The top American rider, Kent Farrington, grew up in Chicago -- blue collar, not blue blood. He learned to ride by hanging out at the Lincoln Park carriage stables. He got his first horse when his father, a data equipment salesman, traded four used computers for a horse they named MVP#4 in a nod to their favorite quarterback, Brett Favre. Farrington ascended the ladder of the sport with the help of mentors and sponsors and moved to Wellington at age 16.
“I scrapped my way up,” he said. “There is a lot of wealth in the sport, but what we all have in common is a love for these beautiful animals.”
Rider Margie Goldstein-Engle is from a South Miami family of modest means. Dutch rider Harrie Smolders grew up on a farm.
Manure might be the great equalizer.
“Sure, we have kings walking around the stables but I’m not so quickly impressed,” he said.
Bloomberg said the hoity-toity stereotype of equestrian sports is misleading.
“It’s much more expensive to own a football team than a horse but football is not regarded as elitist,” she said.
Ultimately, rapport between horse and rider trumps pedigree, Farrington said.
“You want a horse that’s careful but brave,” he said. “Then you develop a winning chemistry, like players on a basketball team.”
He described his two horses, Voyeur and Willow, as “high-spirited, fast and competitive.”
Agility will be crucial in the small Miami Beach ring as riders competing for nearly $1 million in prize money pick their line for the course. Scoring in the co-ed sport combines time and number of faults when jumping the obstacles. If a horse steps in the water, he’s penalized four faults, for example. If he refuses to jump twice, he’s eliminated.
“The difficulty is placing the horse at the proper takeoff point based on your stride options,” he said. “There are wrecks, of course. You can’t be a downhill skier and not crash on occasion.”

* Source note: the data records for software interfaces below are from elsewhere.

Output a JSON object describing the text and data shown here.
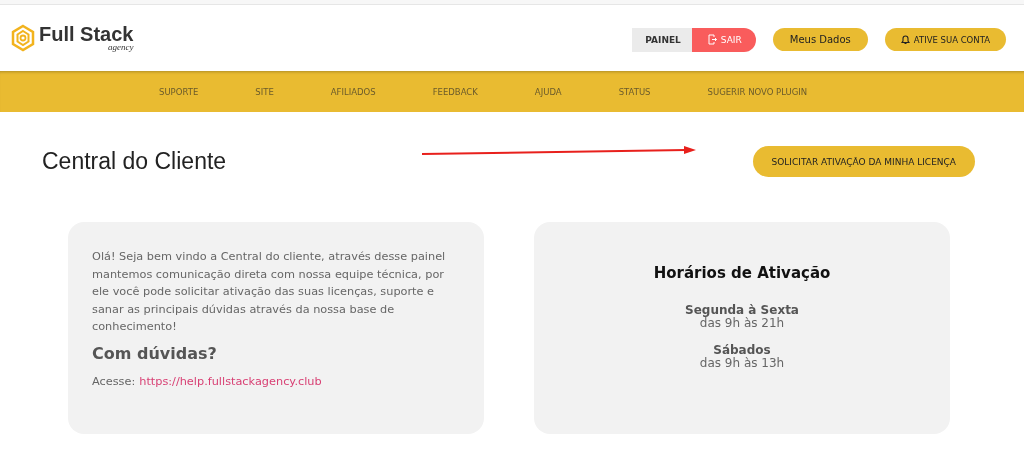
{
  "logo": {
    "name": "Full Stack",
    "tagline": "agency"
  },
  "header_buttons": [
    {
      "label": "PAINEL",
      "kind": "plain"
    },
    {
      "label": "SAIR",
      "kind": "logout"
    },
    {
      "label": "Meus Dados",
      "kind": "pill"
    },
    {
      "label": "ATIVE SUA CONTA",
      "kind": "bell"
    }
  ],
  "nav": [
    "SUPORTE",
    "SITE",
    "AFILIADOS",
    "FEEDBACK",
    "AJUDA",
    "STATUS",
    "SUGERIR NOVO PLUGIN"
  ],
  "page_title": "Central do Cliente",
  "action_button": "SOLICITAR ATIVAÇÃO DA MINHA LICENÇA",
  "welcome_card": {
    "text": "Olá! Seja bem vindo a Central do cliente, através desse painel mantemos comunicação direta com nossa equipe técnica, por ele você pode solicitar ativação das suas licenças, suporte e sanar as principais dúvidas através da nossa base de conhecimento!",
    "heading": "Com dúvidas?",
    "link_label": "Acesse:",
    "link": "https://help.fullstackagency.club"
  },
  "hours_card": {
    "title": "Horários de Ativação",
    "schedules": [
      {
        "days": "Segunda à Sexta",
        "hours": "das 9h às 21h"
      },
      {
        "days": "Sábados",
        "hours": "das 9h às 13h"
      }
    ]
  }
}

Does a spill bruise a horse’s ego?
“They may be treated like royalty,” Farrington said. “But they’re tough. They are real pros.”